• **DATA**:
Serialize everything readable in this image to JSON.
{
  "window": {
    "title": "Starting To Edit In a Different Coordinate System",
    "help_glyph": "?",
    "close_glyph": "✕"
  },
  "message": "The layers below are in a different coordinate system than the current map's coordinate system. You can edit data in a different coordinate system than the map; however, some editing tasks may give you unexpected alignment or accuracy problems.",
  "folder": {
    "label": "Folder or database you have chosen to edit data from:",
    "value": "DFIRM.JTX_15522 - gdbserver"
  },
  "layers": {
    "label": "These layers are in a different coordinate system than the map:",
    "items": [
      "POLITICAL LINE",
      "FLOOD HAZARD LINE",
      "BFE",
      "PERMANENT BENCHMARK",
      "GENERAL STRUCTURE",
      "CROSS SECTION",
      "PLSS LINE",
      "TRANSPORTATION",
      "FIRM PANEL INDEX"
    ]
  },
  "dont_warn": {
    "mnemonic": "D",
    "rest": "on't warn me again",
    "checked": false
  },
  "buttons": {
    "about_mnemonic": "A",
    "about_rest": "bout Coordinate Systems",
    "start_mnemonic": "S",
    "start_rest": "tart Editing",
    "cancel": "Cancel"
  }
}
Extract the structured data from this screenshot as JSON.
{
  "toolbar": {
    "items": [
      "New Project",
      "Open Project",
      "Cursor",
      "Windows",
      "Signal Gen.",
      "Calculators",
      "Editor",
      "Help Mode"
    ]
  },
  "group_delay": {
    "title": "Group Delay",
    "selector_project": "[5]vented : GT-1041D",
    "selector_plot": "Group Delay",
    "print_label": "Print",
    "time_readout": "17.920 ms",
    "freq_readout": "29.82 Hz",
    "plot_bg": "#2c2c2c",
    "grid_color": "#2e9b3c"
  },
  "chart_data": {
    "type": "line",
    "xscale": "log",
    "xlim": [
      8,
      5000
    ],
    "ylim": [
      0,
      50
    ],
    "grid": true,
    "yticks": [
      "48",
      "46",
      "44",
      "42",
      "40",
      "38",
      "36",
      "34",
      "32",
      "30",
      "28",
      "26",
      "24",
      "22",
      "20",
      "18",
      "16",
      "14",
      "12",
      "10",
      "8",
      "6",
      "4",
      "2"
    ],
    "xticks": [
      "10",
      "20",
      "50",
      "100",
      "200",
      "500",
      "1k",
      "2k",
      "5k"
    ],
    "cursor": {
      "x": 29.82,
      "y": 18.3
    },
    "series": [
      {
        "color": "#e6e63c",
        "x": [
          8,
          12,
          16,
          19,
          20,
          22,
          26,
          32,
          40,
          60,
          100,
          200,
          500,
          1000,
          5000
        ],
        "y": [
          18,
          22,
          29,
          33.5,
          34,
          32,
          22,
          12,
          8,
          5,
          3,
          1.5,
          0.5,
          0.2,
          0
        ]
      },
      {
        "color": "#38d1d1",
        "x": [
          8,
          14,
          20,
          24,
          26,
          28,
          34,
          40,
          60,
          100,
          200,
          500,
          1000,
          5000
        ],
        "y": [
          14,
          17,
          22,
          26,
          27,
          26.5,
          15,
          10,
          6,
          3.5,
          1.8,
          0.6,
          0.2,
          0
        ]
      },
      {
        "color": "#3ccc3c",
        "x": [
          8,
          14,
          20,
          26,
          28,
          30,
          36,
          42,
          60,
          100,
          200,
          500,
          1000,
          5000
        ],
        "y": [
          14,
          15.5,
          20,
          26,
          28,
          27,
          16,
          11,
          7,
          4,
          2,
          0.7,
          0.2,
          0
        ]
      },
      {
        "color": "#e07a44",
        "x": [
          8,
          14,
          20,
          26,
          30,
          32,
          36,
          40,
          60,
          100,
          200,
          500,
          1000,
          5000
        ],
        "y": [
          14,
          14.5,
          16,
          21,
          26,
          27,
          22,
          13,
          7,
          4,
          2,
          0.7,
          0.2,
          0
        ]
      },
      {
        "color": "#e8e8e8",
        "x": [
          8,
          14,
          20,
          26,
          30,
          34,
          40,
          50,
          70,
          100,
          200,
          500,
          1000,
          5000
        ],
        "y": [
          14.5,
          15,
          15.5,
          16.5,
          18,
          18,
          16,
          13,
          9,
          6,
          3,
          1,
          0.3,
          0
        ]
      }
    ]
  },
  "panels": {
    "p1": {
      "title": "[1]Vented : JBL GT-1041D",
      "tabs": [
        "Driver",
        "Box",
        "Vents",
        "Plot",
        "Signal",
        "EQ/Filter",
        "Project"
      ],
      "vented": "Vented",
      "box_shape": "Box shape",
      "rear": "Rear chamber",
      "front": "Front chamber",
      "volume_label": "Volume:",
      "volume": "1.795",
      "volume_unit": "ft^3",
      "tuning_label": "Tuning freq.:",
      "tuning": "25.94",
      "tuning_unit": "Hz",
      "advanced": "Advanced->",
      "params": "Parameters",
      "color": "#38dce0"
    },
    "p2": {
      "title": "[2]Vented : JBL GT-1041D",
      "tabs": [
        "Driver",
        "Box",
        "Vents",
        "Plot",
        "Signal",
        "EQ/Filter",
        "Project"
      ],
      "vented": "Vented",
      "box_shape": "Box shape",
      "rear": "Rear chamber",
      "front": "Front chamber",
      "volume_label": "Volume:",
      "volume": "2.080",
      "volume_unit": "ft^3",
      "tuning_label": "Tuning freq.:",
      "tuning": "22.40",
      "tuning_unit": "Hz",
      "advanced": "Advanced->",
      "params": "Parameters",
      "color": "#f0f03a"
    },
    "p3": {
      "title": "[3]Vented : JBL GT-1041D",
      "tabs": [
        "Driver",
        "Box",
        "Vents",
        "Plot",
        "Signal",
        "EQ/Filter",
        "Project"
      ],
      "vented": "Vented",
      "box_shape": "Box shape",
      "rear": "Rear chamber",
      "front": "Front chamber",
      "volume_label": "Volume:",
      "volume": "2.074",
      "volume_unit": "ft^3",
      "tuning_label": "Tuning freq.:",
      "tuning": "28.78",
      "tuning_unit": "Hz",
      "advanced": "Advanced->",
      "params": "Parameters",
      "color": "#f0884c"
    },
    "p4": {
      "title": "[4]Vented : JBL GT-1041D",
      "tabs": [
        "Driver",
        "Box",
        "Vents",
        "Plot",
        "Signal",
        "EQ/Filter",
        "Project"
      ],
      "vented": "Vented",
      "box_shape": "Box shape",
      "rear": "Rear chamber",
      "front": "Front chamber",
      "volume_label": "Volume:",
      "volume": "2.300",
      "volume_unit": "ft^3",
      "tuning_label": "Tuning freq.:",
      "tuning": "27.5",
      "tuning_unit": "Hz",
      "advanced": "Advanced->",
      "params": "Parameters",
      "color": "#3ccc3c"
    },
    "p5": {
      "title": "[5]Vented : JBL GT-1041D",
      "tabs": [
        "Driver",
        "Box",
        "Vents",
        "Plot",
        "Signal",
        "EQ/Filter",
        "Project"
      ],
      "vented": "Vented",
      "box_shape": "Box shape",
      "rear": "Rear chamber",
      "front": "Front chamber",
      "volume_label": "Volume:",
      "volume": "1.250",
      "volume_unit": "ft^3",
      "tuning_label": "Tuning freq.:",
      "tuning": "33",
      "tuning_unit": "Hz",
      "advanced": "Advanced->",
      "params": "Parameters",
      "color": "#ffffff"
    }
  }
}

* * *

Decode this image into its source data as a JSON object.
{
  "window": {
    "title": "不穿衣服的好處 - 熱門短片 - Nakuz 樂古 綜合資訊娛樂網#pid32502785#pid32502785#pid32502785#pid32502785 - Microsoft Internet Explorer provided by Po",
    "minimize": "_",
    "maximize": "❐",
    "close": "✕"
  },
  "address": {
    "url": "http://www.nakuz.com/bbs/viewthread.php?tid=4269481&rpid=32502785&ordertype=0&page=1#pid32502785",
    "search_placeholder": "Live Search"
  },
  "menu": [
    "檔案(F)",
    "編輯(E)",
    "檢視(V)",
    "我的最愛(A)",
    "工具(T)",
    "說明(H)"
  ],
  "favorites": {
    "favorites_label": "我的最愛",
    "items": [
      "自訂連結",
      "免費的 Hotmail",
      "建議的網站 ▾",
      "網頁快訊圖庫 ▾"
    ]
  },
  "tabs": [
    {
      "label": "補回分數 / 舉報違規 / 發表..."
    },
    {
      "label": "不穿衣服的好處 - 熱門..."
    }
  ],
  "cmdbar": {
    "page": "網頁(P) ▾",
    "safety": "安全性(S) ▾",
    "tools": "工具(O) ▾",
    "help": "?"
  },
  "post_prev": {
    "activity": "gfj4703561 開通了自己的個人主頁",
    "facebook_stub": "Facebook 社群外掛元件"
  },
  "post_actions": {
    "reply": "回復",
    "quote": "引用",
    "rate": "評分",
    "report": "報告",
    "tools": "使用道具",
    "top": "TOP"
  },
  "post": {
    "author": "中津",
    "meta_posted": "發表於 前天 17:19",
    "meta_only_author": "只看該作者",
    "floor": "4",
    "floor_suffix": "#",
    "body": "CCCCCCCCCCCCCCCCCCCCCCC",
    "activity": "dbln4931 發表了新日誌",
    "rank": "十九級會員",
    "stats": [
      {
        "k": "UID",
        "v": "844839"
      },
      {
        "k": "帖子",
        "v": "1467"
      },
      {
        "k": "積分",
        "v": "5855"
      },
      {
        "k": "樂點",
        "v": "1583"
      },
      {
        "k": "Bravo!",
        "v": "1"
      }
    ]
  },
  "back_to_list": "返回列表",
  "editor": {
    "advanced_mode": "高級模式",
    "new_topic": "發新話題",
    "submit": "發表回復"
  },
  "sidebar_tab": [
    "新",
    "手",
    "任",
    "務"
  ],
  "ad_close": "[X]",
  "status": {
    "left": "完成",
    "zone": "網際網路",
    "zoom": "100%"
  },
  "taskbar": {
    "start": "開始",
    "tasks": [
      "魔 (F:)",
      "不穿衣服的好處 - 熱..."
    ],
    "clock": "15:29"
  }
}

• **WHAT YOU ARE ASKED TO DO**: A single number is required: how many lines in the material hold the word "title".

• **RESPONSE TO THIS EXERCISE**: 8